The oceans are huge carbon sinks for the world. Fish and whales comprise only a tiny part of their overall biomass. Nevertheless, studies have shown that fishing and whaling by … [Read full article]
[UPDATED: Oct. 18, 2012; see below] Geoengineering theories and experiments have received much attention in recent years, with one recent experiment in “ocean (iron) fertilization” successfully conducted off the coast … [Read full article]
In the constant interplay between Humans and Nature, everything is a trade-off. As our scientists begin to consider an intervention approach to climate change and conducting large-scale experiments, this trade-off … [Read full article]

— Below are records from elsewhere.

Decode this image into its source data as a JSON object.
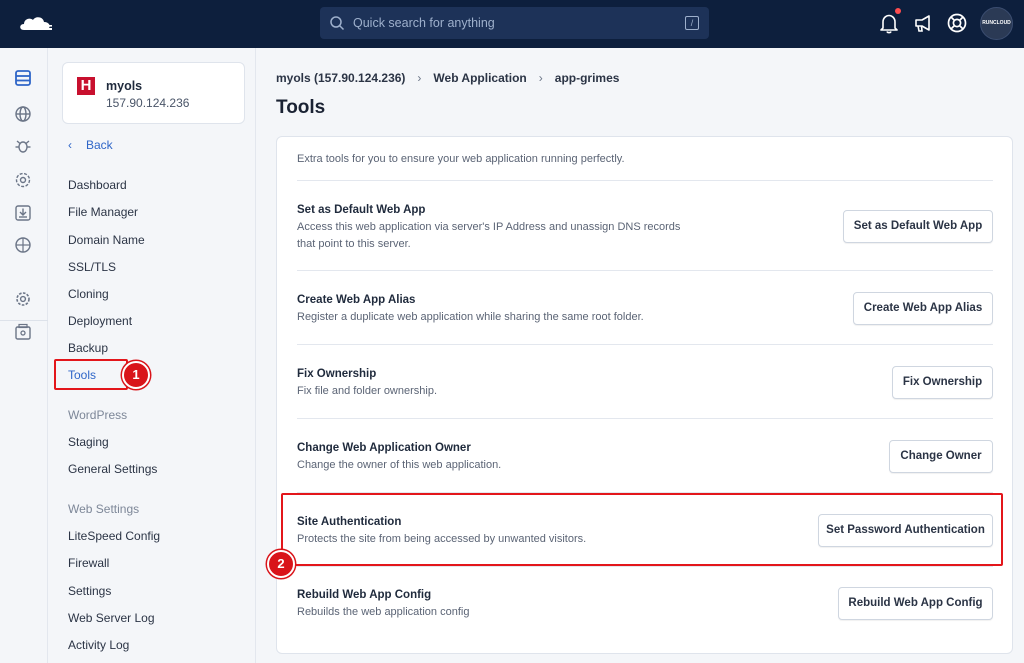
{
  "topbar": {
    "search_placeholder": "Quick search for anything",
    "kbd_hint": "/",
    "avatar_text": "RUNCLOUD",
    "icons": [
      "cloud-logo-icon",
      "search-icon",
      "bell-icon",
      "megaphone-icon",
      "support-icon"
    ]
  },
  "rail": {
    "icons": [
      "servers-icon",
      "globe-icon",
      "bug-icon",
      "settings-gear-icon",
      "backup-icon",
      "network-icon",
      "account-settings-icon",
      "billing-icon"
    ]
  },
  "sidebar": {
    "server": {
      "name": "myols",
      "ip": "157.90.124.236",
      "logo_letter": "H"
    },
    "back_label": "Back",
    "items": [
      {
        "label": "Dashboard"
      },
      {
        "label": "File Manager"
      },
      {
        "label": "Domain Name"
      },
      {
        "label": "SSL/TLS"
      },
      {
        "label": "Cloning"
      },
      {
        "label": "Deployment"
      },
      {
        "label": "Backup"
      },
      {
        "label": "Tools",
        "active": true
      }
    ],
    "wordpress_section": "WordPress",
    "wordpress_items": [
      {
        "label": "Staging"
      },
      {
        "label": "General Settings"
      }
    ],
    "web_settings_section": "Web Settings",
    "web_settings_items": [
      {
        "label": "LiteSpeed Config"
      },
      {
        "label": "Firewall"
      },
      {
        "label": "Settings"
      },
      {
        "label": "Web Server Log"
      },
      {
        "label": "Activity Log"
      }
    ]
  },
  "annotations": {
    "badge1": "1",
    "badge2": "2",
    "highlight_color": "#e3161b"
  },
  "breadcrumb": [
    "myols (157.90.124.236)",
    "Web Application",
    "app-grimes"
  ],
  "page_title": "Tools",
  "card": {
    "intro": "Extra tools for you to ensure your web application running perfectly.",
    "tools": [
      {
        "title": "Set as Default Web App",
        "desc": "Access this web application via server's IP Address and unassign DNS records that point to this server.",
        "button": "Set as Default Web App"
      },
      {
        "title": "Create Web App Alias",
        "desc": "Register a duplicate web application while sharing the same root folder.",
        "button": "Create Web App Alias"
      },
      {
        "title": "Fix Ownership",
        "desc": "Fix file and folder ownership.",
        "button": "Fix Ownership"
      },
      {
        "title": "Change Web Application Owner",
        "desc": "Change the owner of this web application.",
        "button": "Change Owner"
      },
      {
        "title": "Site Authentication",
        "desc": "Protects the site from being accessed by unwanted visitors.",
        "button": "Set Password Authentication"
      },
      {
        "title": "Rebuild Web App Config",
        "desc": "Rebuilds the web application config",
        "button": "Rebuild Web App Config"
      }
    ]
  }
}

The ‘bearded goby’ (Sufflogobius bibarbatus), a small, common, prey species of fish, has become adapted to the “toxic” conditions near the sea floor of this pelagic zone. Analysis of the fish’s gut has shown that up to 60% of its diet consists of jellyfish–a marine creature few animals prey upon due to their venomous stings. Remarkably, the fish has become the pivotal player in a newly emergent ecosystem.
Phytoplankton–tiny, marine plants that formthe basis of our oceans’ food chain–absorb and sequester large amounts of CO2 from the atmosphere and generate half of the world’s oxygen supply. Given such an important ecosystem service as this, one would hope that our oceans’ algae numbers stay high…but, the results of a three year data analysis are anything but encouraging.

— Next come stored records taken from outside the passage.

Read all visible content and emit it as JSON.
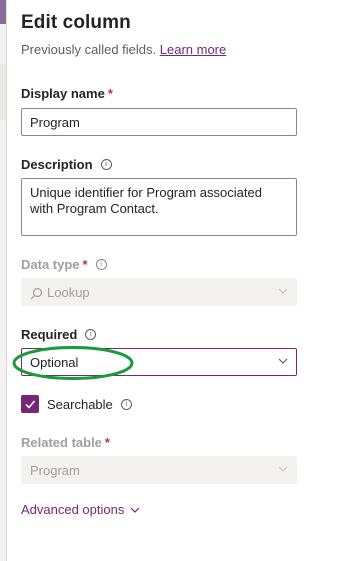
{
  "panel": {
    "title": "Edit column",
    "subtitle": "Previously called fields.",
    "learn_more": "Learn more"
  },
  "display_name": {
    "label": "Display name",
    "required_marker": "*",
    "value": "Program"
  },
  "description": {
    "label": "Description",
    "info_glyph": "i",
    "value": "Unique identifier for Program associated with Program Contact."
  },
  "data_type": {
    "label": "Data type",
    "required_marker": "*",
    "info_glyph": "i",
    "value": "Lookup",
    "icon": "search-icon",
    "disabled": true
  },
  "required": {
    "label": "Required",
    "info_glyph": "i",
    "selected": "Optional",
    "annotation": "green-oval-highlight"
  },
  "searchable": {
    "label": "Searchable",
    "checked": true,
    "info_glyph": "i"
  },
  "related_table": {
    "label": "Related table",
    "required_marker": "*",
    "value": "Program",
    "disabled": true
  },
  "advanced": {
    "label": "Advanced options"
  },
  "colors": {
    "accent": "#742774",
    "required": "#c4314b",
    "annotation": "#1a9a3a",
    "disabled_bg": "#f3f2f1"
  }
}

By now, we’ve been well taught to view the steady decrease of Arctic ice as a bad thing; and for good reason, it is. But by now, I also hope … [Read full article]